His bemusement at this everyday feature of female existence reminded me how strange and sick the ‘fat’ insult is. I mean, is ‘fat’ really the worst thing a human being can be? Is ‘fat’ worse than ‘vindictive’, ‘jealous’, ‘shallow’, ‘vain’, ‘boring’ or ‘cruel’? Not to me; but then, you might retort, what do I know about the pressure to be skinny? I’m not in the business of being judged on my looks, what with being a writer and earning my living by using my brain…
I went to the British Book Awards that evening. After the award ceremony I bumped into a woman I hadn’t seen for nearly three years. The first thing she said to me? ‘You’ve lost a lot of weight since the last time I saw you!’
‘Well,’ I said, slightly nonplussed, ‘the last time you saw me I’d just had a baby.’
What I felt like saying was, ‘I’ve produced my third child and my sixth novel since I last saw you. Aren’t either of those things more important, more interesting, than my size?’ But no â€“ my waist looked smaller! Forget the kid and the book: finally, something to celebrate!
So the issue of size and women was (ha, ha) weighing on my mind as I flew home to Edinburgh the next day.

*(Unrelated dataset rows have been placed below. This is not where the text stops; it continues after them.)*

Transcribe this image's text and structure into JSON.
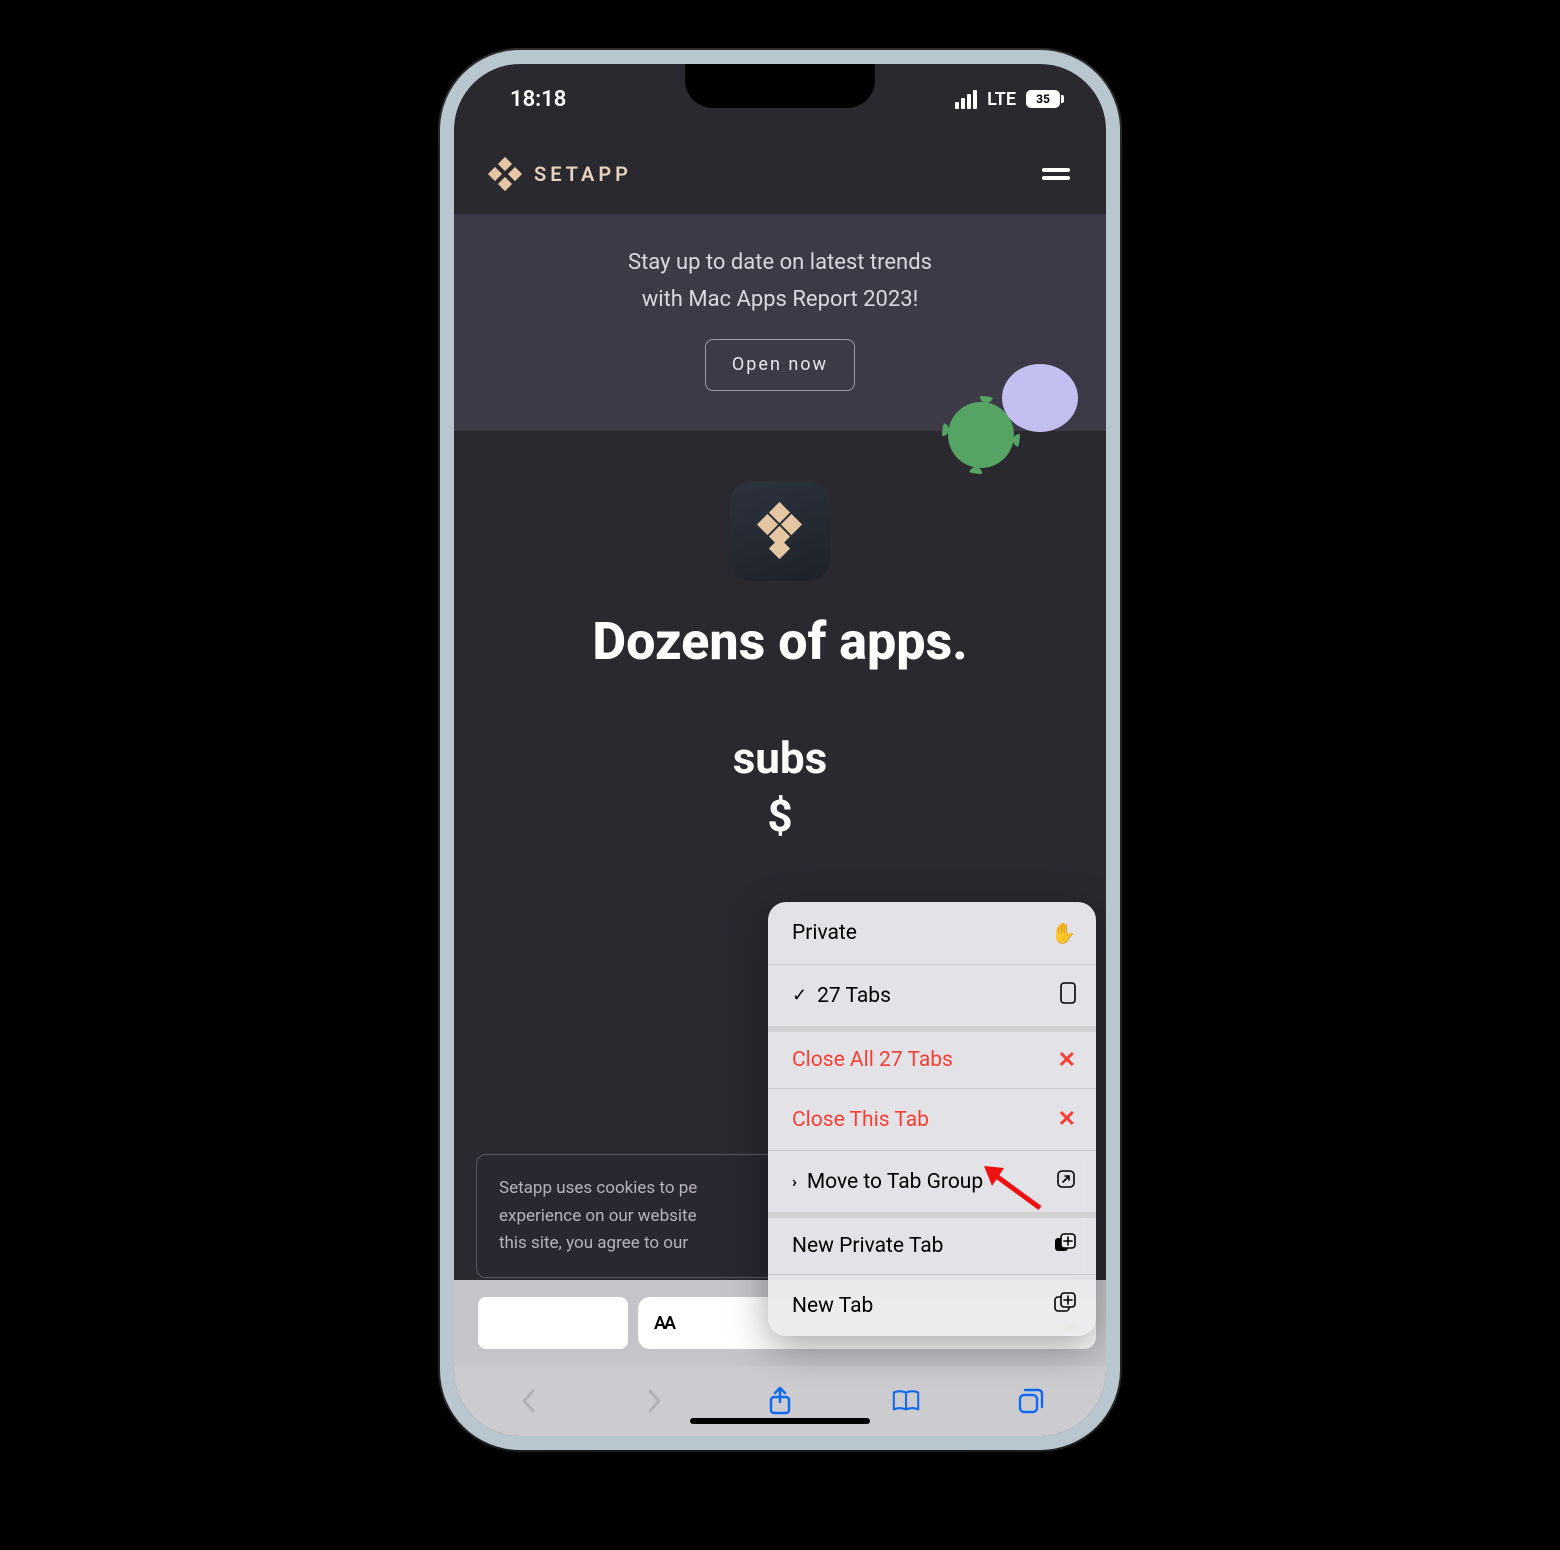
{
  "statusbar": {
    "time": "18:18",
    "network": "LTE",
    "battery": "35"
  },
  "site": {
    "brand": "SETAPP"
  },
  "banner": {
    "line1": "Stay up to date on latest trends",
    "line2": "with Mac Apps Report 2023!",
    "cta": "Open now"
  },
  "hero": {
    "title": "Dozens of apps.",
    "line2": "subs",
    "line3": "$"
  },
  "cookie": {
    "line1": "Setapp uses cookies to pe",
    "line2": "experience on our website",
    "line3": "this site, you agree to our"
  },
  "addressbar": {
    "aa": "AA"
  },
  "menu": {
    "private": "Private",
    "tabs": "27 Tabs",
    "closeAll": "Close All 27 Tabs",
    "closeThis": "Close This Tab",
    "moveGroup": "Move to Tab Group",
    "newPrivate": "New Private Tab",
    "newTab": "New Tab"
  }
}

Once up in the air, I opened a newspaper and my eyes fell, immediately, on an article about the pop star Pink.
Her latest single, ‘Stupid Girls’, is the antidote-anthem for everything I had been thinking about women and thinness. ‘Stupid Girls’ satirises the talking toothpicks held up to girls as role models: those celebrities whose greatest achievement is un-chipped nail polish, whose only aspiration seems to be getting photographed in a different outfit nine times a day, whose only function in the world appears to be supporting the trade in overpriced handbags and rat-sized dogs.
Maybe all this seems funny, or trivial, but it’s really not. It’s about what girls want to be, what they’re told they should be, and how they feel about who they are. I’ve got two daughters who will have to make their way in this skinny-obsessed world, and it worries me, because I don’t want them to be empty-headed, self-obsessed, emaciated clones; I’d rather they were independent, interesting, idealistic, kind, opinionated, original, funny â€“ a thousand things, before ‘thin’. And frankly, I’d rather they didn’t give a gust of stinking chihuahua flatulence whether the woman standing next to them has fleshier knees than they do. Let my girls be Hermiones, rather than Pansy Parkinsons. Let them never be Stupid Girls. Rant over.